Other programs by regional and commercial entities are aiming to provide similar incentives. The Haryana state government is experimenting with providing farmers a machine called a Happy Seeder, which converts agricultural residue to fertilizer. In November, Swedish furniture giant Ikea announced plans to buy crop residue from farmers to use in products.
The government is taking steps to improve air quality, but they are still small and scattered. According to TERI, several concerted, combined measures could cut particulate pollution in Delhi by half. Turning agricultural residue into profitable products could reduce PM2.5 levels in the winter by 12%. A more reliable supply of grid electricity to avoid running diesel generators and more clean-burning liquefied petroleum gas cooking stoves to replace biomass burning would cut levels by 13.7%. Enforcing pollution standards for industries and introducing 8,000 electric buses would cut another 10.5%.
But a giant hurdle to fixing India’s pollution is the implementation of existing rules, the Centre for Science and Environment’s Mukerjee says. “There are several policies and laws already in place but that are not being met on the ground.” Firework bans have not stopped people setting off fireworks. Vehicle emissions test centers are notorious for giving fraudulent compliance certificates. Construction companies do not suppress dust as required by using strategies such as setting up barriers, covering debris, or sprinkling building materials with water for storage and transport.

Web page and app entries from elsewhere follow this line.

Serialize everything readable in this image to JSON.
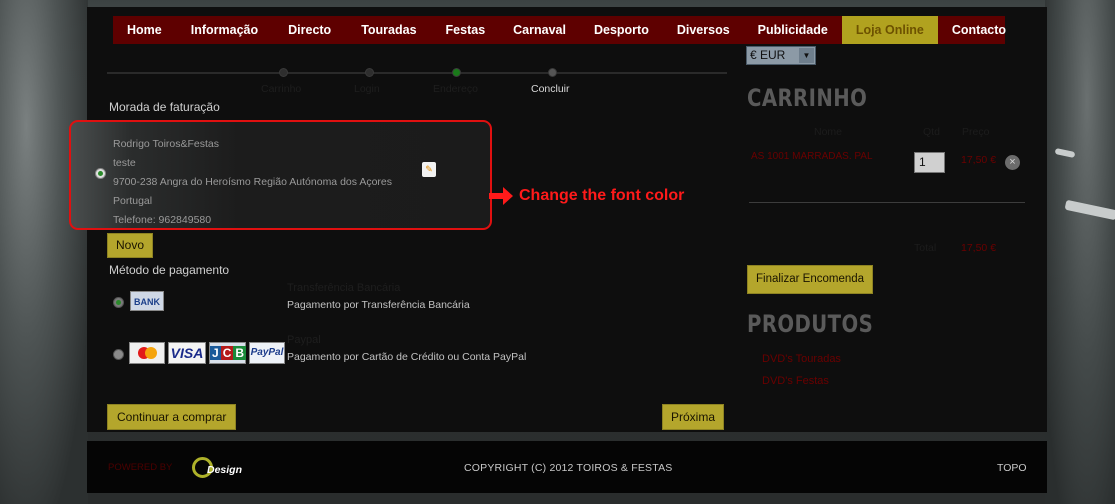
{
  "nav": [
    "Home",
    "Informação",
    "Directo",
    "Touradas",
    "Festas",
    "Carnaval",
    "Desporto",
    "Diversos",
    "Publicidade",
    "Loja Online",
    "Contacto"
  ],
  "currency": "€ EUR",
  "steps": [
    "Carrinho",
    "Login",
    "Endereço",
    "Concluir"
  ],
  "billing": {
    "title": "Morada de faturação",
    "lines": [
      "Rodrigo Toiros&Festas",
      "teste",
      "9700-238 Angra do Heroísmo Região Autónoma dos Açores",
      "Portugal",
      "Telefone: 962849580"
    ],
    "new_button": "Novo"
  },
  "annotation": "Change the font color",
  "payment": {
    "title": "Método de pagamento",
    "options": [
      {
        "title": "Transferência Bancária",
        "desc": "Pagamento por Transferência Bancária",
        "logo": "BANK"
      },
      {
        "title": "Paypal",
        "desc": "Pagamento por Cartão de Crédito ou Conta PayPal",
        "logos": [
          "MasterCard",
          "VISA",
          "JCB",
          "PayPal"
        ]
      }
    ]
  },
  "buttons": {
    "continue": "Continuar a comprar",
    "next": "Próxima",
    "checkout": "Finalizar Encomenda"
  },
  "cart": {
    "title": "CARRINHO",
    "headers": {
      "name": "Nome",
      "qty": "Qtd",
      "price": "Preço"
    },
    "item": {
      "name": "AS 1001 MARRADAS. PAL",
      "qty": "1",
      "price": "17,50 €"
    },
    "total_label": "Total",
    "total": "17,50 €"
  },
  "products": {
    "title": "PRODUTOS",
    "links": [
      "DVD's Touradas",
      "DVD's Festas"
    ]
  },
  "footer": {
    "powered": "POWERED BY",
    "logo_text": "Design",
    "copyright": "COPYRIGHT (C) 2012 TOIROS & FESTAS",
    "top": "TOPO"
  }
}
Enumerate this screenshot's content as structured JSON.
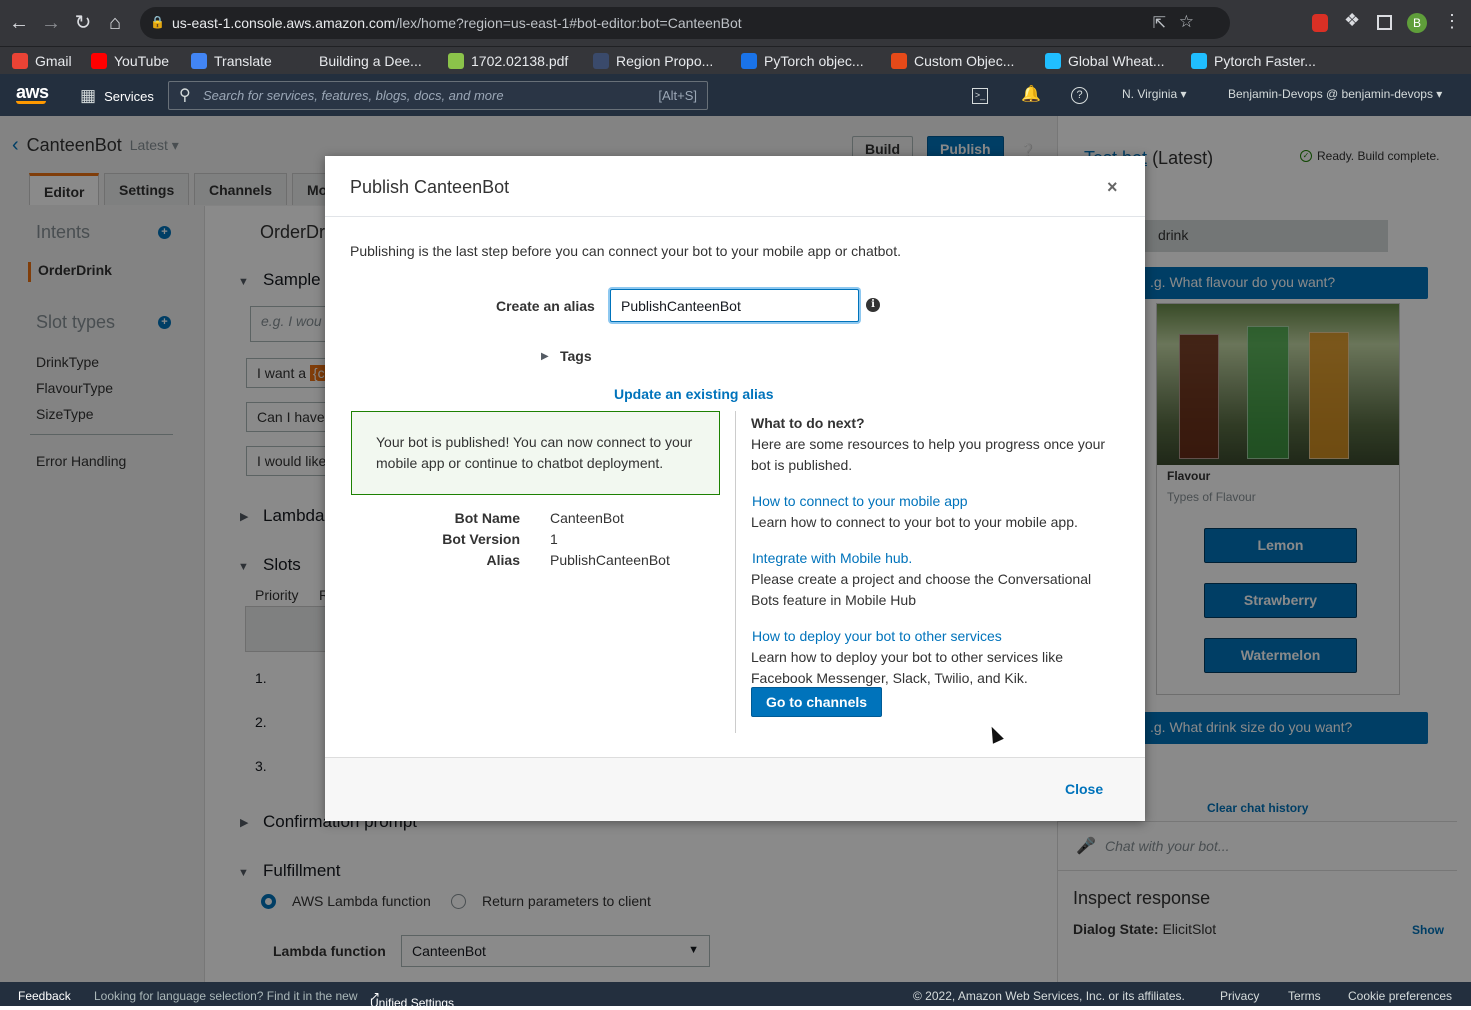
{
  "browser": {
    "url_host": "us-east-1.console.aws.amazon.com",
    "url_path": "/lex/home?region=us-east-1#bot-editor:bot=CanteenBot",
    "profile_initial": "B",
    "bookmarks": [
      {
        "label": "Gmail",
        "icon": "gmail-icon",
        "color": "#ea4335"
      },
      {
        "label": "YouTube",
        "icon": "youtube-icon",
        "color": "#ff0000"
      },
      {
        "label": "Translate",
        "icon": "translate-icon",
        "color": "#4285f4"
      },
      {
        "label": "Building a Dee...",
        "icon": "site-icon",
        "color": "#35363a"
      },
      {
        "label": "1702.02138.pdf",
        "icon": "pdf-icon",
        "color": "#8bc34a"
      },
      {
        "label": "Region Propo...",
        "icon": "tds-icon",
        "color": "#3a4a6b"
      },
      {
        "label": "PyTorch objec...",
        "icon": "pytorch-icon",
        "color": "#1a73e8"
      },
      {
        "label": "Custom Objec...",
        "icon": "custom-icon",
        "color": "#e64a19"
      },
      {
        "label": "Global Wheat...",
        "icon": "kaggle-icon",
        "color": "#20beff"
      },
      {
        "label": "Pytorch Faster...",
        "icon": "kaggle-icon",
        "color": "#20beff"
      }
    ]
  },
  "awsnav": {
    "logo": "aws",
    "services": "Services",
    "search_placeholder": "Search for services, features, blogs, docs, and more",
    "search_shortcut": "[Alt+S]",
    "region": "N. Virginia",
    "user": "Benjamin-Devops @ benjamin-devops"
  },
  "app": {
    "bot_name": "CanteenBot",
    "version_label": "Latest",
    "build": "Build",
    "publish": "Publish",
    "tabs": [
      "Editor",
      "Settings",
      "Channels",
      "Mo"
    ],
    "intents_title": "Intents",
    "intents": [
      "OrderDrink"
    ],
    "slot_types_title": "Slot types",
    "slot_types": [
      "DrinkType",
      "FlavourType",
      "SizeType"
    ],
    "error_handling": "Error Handling",
    "intent_title": "OrderDr",
    "sample_title": "Sample",
    "sample_placeholder": "e.g. I wou",
    "utterances": [
      "I want a",
      "Can I have",
      "I would like"
    ],
    "utterance_slot_chip": "{c",
    "lambda_section": "Lambda",
    "slots_section": "Slots",
    "priority_header": "Priority",
    "priority_col2": "R",
    "priorities": [
      "1.",
      "2.",
      "3."
    ],
    "confirmation": "Confirmation prompt",
    "fulfillment": "Fulfillment",
    "radio_lambda": "AWS Lambda function",
    "radio_return": "Return parameters to client",
    "lambda_label": "Lambda function",
    "lambda_value": "CanteenBot"
  },
  "testbot": {
    "title": "Test bot",
    "title_suffix": "(Latest)",
    "status": "Ready. Build complete.",
    "user_msg": "drink",
    "bot_msg1": ".g. What flavour do you want?",
    "card_title": "Flavour",
    "card_subtitle": "Types of Flavour",
    "options": [
      "Lemon",
      "Strawberry",
      "Watermelon"
    ],
    "bot_msg2": ".g. What drink size do you want?",
    "clear": "Clear chat history",
    "chat_placeholder": "Chat with your bot...",
    "inspect": "Inspect response",
    "dialog_state_label": "Dialog State:",
    "dialog_state_value": "ElicitSlot",
    "show": "Show"
  },
  "modal": {
    "title": "Publish CanteenBot",
    "intro": "Publishing is the last step before you can connect your bot to your mobile app or chatbot.",
    "alias_label": "Create an alias",
    "alias_value": "PublishCanteenBot",
    "tags": "Tags",
    "update_alias": "Update an existing alias",
    "success": "Your bot is published! You can now connect to your mobile app or continue to chatbot deployment.",
    "details": [
      {
        "label": "Bot Name",
        "value": "CanteenBot"
      },
      {
        "label": "Bot Version",
        "value": "1"
      },
      {
        "label": "Alias",
        "value": "PublishCanteenBot"
      }
    ],
    "next_title": "What to do next?",
    "next_intro": "Here are some resources to help you progress once your bot is published.",
    "link1": "How to connect to your mobile app",
    "desc1": "Learn how to connect to your bot to your mobile app.",
    "link2": "Integrate with Mobile hub.",
    "desc2": "Please create a project and choose the Conversational Bots feature in Mobile Hub",
    "link3": "How to deploy your bot to other services",
    "desc3": "Learn how to deploy your bot to other services like Facebook Messenger, Slack, Twilio, and Kik.",
    "go_channels": "Go to channels",
    "close": "Close"
  },
  "footer": {
    "feedback": "Feedback",
    "lang": "Looking for language selection? Find it in the new",
    "unified": "Unified Settings",
    "copyright": "© 2022, Amazon Web Services, Inc. or its affiliates.",
    "privacy": "Privacy",
    "terms": "Terms",
    "cookies": "Cookie preferences"
  }
}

Uncontrolled fires at landfills are also a result of policies being ignored. Garbage dumps in Delhi have officially been shut since 2009 because they are already at capacity, but around 80% of the 10,000 metric tons of waste the city generates every day is still dumped in these sites, he says. The buildup of methane from the organic waste deep in the landfill leads to large spontaneous fires that can last for days because they are hard to douse.
The other glaring problem is political. Delhi, a city as well as a federally governed territory, gets caught between national, state, and local governments, all with different electoral interests to serve. The governments of Delhi and neighboring states point fingers at each other. State pollution control boards languish from a lack of funds and personnel. “Nobody is taking a regional approach to pollution,” Mukerjee says. Unless actions are taken jointly in Delhi and neighboring states, nothing will happen. “Air doesn’t know any political boundaries.”
Yet it’s the politicization of the pollution issue that also gives experts hope. “People are suffering, and they will be more aware and will hold politicians accountable,” Dahiya says. “Bureaucrats will be forced to work on it. . . If they don’t act on it, it can backfire on them.” Grassroots efforts to make the public aware of air pollution levels and their health impacts, as well as education on personal antipollution steps, seem to be helping, he says.
Sharma points to even simpler solutions that would have a big near-term impact: proper waste management to avoid refuse and landfill fires, fully paved roads with curbs and landscaping so vehicles don’t stir up dust, construction-dust control, and the promotion of clean fuels and renewable energy. Those measures would have to work in concert with stringent standards and improved enforcement. “It’s not a hopeless situation,” Sharma says. “Models clearly show that you can achieve ambient air-quality standards in Delhi . . . if you put the right technology and the right management in place.”